The anticipatory woodwinds are back at the start of "Flight Research", the tinkling xylophones and chimes lending a featherweight sense of innocence. Westlake's writing is accomplished enough to take the listener on a coherent journey throughout each track: a brief injection of timpani and snares lends a militaristic, adventurous air to Dylan's story; a beefy brass ostinato raises the adrenaline, before the woodwinds bring everything down to a more personal level. This intelligent, multi-faceted approach with the orchestra is one of the many ways in which Westlake honours his legendary musical predecessors like John Williams. It's also humorous, as the brief jazzy interlude heard in "My Journey Starts Here" makes clear. The latter is also notable for its thrillingly adventurous second half, as the main theme reaches soaringly exciting proportions. "Dog Fight" begins and ends as a nostalgic throwback to another composer, Ron Goodwin and his wartime scores, bookending a complex, exciting assault from the Melbourne Symphony. "A Bird That Cannot Fly" dials everything down with a heartbreakingly beautiful woodwind and harp melody, one that captures the story's more tragic dimensions. "Pavane" is similarly poignant, a graceful piano solo performed by Michael Kieran Harvey giving way to solo violin, underlined with a sense of hope and optimism. "Take Your Positions" bubbles away tentatively before rhythmic strings and shakuhachi wood flute (making its first appearance in the score) lend a forthright sense of purpose.

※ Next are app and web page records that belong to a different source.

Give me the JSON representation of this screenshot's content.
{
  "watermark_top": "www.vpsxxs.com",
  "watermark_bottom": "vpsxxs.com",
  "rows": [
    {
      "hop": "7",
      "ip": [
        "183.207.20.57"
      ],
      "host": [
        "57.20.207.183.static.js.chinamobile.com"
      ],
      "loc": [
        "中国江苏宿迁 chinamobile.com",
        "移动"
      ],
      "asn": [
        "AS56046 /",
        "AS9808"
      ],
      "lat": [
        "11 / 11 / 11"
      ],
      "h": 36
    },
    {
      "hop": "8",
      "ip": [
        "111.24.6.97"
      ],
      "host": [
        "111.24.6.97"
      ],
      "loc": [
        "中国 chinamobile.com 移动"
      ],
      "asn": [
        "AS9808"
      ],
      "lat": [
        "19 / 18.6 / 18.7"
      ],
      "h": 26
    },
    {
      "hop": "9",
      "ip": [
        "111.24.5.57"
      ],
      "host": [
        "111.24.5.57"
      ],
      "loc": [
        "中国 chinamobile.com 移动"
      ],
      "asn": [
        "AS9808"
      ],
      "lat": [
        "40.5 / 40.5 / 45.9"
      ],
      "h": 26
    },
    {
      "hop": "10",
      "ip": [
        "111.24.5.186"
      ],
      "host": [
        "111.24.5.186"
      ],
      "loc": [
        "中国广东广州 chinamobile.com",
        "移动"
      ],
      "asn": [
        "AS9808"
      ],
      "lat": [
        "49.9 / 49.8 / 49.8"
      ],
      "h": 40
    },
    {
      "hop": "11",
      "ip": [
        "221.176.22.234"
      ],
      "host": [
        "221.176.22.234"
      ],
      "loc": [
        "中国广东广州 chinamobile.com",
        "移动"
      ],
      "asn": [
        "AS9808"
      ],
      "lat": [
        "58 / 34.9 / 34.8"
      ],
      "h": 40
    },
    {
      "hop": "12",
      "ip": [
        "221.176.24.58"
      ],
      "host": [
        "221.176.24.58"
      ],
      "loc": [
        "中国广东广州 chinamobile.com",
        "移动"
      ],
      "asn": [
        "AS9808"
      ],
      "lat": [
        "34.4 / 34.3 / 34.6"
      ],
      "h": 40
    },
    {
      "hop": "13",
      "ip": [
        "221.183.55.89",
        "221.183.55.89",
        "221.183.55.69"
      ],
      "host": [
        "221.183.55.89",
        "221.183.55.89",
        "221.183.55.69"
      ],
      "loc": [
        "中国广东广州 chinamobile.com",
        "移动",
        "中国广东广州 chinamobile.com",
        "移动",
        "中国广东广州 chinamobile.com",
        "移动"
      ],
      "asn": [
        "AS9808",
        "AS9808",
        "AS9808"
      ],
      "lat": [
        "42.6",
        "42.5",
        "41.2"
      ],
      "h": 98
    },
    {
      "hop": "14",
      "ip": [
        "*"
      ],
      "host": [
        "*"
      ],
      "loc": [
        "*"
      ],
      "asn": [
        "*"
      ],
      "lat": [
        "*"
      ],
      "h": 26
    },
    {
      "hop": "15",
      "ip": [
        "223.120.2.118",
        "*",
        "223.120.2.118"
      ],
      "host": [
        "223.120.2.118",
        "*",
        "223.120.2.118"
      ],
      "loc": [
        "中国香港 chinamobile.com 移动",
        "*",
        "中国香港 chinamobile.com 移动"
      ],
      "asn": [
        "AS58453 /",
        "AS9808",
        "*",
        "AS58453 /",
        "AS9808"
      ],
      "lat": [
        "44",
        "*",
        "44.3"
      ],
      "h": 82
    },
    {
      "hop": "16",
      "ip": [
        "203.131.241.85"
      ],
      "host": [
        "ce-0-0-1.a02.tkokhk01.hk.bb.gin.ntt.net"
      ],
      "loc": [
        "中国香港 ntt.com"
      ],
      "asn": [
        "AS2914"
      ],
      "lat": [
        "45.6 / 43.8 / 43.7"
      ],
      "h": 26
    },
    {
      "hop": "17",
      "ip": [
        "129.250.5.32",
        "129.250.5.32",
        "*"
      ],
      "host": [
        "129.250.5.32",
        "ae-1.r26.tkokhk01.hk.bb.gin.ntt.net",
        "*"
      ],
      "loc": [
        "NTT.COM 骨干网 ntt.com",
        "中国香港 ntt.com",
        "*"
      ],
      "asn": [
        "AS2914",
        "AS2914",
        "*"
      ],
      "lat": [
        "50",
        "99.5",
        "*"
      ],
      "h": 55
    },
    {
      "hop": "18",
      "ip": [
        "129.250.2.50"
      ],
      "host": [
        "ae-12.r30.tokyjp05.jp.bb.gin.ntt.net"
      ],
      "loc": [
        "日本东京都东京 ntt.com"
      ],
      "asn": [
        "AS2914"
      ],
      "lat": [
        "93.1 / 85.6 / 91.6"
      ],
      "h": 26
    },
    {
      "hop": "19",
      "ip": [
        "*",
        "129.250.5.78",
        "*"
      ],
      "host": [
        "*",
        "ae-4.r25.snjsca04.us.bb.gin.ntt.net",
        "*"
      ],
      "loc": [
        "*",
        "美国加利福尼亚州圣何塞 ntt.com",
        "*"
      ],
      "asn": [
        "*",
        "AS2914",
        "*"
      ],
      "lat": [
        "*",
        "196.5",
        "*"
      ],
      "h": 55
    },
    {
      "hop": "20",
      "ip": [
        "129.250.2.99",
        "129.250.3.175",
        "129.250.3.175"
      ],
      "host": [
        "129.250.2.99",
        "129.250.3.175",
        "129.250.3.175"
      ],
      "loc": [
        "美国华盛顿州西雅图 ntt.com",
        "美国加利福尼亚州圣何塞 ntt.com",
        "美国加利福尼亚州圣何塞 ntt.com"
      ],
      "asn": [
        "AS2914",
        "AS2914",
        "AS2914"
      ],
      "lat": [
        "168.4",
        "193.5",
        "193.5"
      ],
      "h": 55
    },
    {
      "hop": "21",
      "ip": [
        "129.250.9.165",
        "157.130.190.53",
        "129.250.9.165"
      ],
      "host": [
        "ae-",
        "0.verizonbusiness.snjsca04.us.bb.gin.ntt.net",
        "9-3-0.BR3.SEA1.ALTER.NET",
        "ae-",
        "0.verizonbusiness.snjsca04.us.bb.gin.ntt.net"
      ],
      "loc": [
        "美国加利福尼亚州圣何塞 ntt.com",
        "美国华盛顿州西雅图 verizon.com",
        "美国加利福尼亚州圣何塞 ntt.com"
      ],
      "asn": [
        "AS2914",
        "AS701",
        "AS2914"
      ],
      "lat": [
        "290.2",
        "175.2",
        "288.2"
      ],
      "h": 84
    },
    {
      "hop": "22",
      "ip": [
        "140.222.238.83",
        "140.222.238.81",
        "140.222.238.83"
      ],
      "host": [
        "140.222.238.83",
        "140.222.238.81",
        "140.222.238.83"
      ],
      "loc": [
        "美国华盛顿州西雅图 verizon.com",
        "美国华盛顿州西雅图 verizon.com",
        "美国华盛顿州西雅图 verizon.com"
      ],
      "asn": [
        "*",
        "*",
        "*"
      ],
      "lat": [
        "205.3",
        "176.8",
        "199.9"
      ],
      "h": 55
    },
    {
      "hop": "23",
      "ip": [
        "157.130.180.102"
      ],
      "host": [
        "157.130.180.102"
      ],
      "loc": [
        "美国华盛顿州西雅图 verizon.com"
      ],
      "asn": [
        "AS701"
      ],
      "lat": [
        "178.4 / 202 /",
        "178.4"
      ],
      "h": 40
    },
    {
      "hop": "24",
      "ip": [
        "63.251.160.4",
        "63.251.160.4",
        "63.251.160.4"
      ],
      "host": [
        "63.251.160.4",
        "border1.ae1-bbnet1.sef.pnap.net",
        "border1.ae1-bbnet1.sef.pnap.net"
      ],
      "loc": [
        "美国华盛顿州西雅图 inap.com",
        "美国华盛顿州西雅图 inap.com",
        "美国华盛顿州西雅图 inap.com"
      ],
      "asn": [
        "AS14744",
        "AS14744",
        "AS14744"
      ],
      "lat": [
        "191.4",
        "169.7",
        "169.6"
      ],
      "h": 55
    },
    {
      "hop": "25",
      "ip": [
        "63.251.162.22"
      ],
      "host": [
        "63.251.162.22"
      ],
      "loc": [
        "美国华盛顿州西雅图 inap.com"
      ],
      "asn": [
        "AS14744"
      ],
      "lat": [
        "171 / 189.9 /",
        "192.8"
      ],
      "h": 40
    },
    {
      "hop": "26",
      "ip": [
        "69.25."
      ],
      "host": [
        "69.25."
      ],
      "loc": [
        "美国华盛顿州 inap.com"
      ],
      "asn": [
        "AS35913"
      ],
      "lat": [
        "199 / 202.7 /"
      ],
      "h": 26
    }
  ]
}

The graceful "Do Emus Dream of Flying?" reinstates the more lyrical material, all the while building a sense of adventurous spirit through the noble horns. "The Final Challenge" builds into a surprisingly imposing piece of brassy action, evokes more memories of Goodwin's classic 1960s scores, in-between featuring plenty of sprightly interaction between the strings and woodwinds. "Is There a Movie on this Flight?" reinstates the solo piano and wavering violin from the earlier "Pavane", this time embellished with the Celtic-sounding tones of Hannah Coleman's recorder.
"Tokyo By Night" is a bustling piece of brassy action music before the score's lengthiest track, "The Competition", runs the gamut of emotions from anxious anticipation to adrenaline-fuelled excitement and, finally, rapturous joy. The track is also embellished with the thunderous sound of Japanese Taiko drums and again the Shakuhachi, adding a sense of geographical specificity whilst also amplifying the power of the music. The resonant piano chords and strings partway through meanwhile are pure James Horner. The score then resolves itself with the emotionally cathartic "For as Long as It Takes" before the album proper is wrapped up with song "Learn to Live", performed by artist Lior.
There aren't enough good things to say about a score like Paper Planes. It's incredibly energising and satisfying to see a composer like Nigel Westlake honouring the richly entertaining sound of beloved family film scores, but at the same time this is clearly no mere pastiche but a personal, deeply felt piece of work. Criss-crossed by resonant thematic ideas and beautifully performed by the Melbourne Symphony, Paper Planes proves that sometimes the old ways are the best. It's set to be one of the film score highlights of 2015. At the current time this album is not available from Amazon, but the CD can be found at the ABC Shop, the album can be downloaded from iTunes or streamed from Spotify.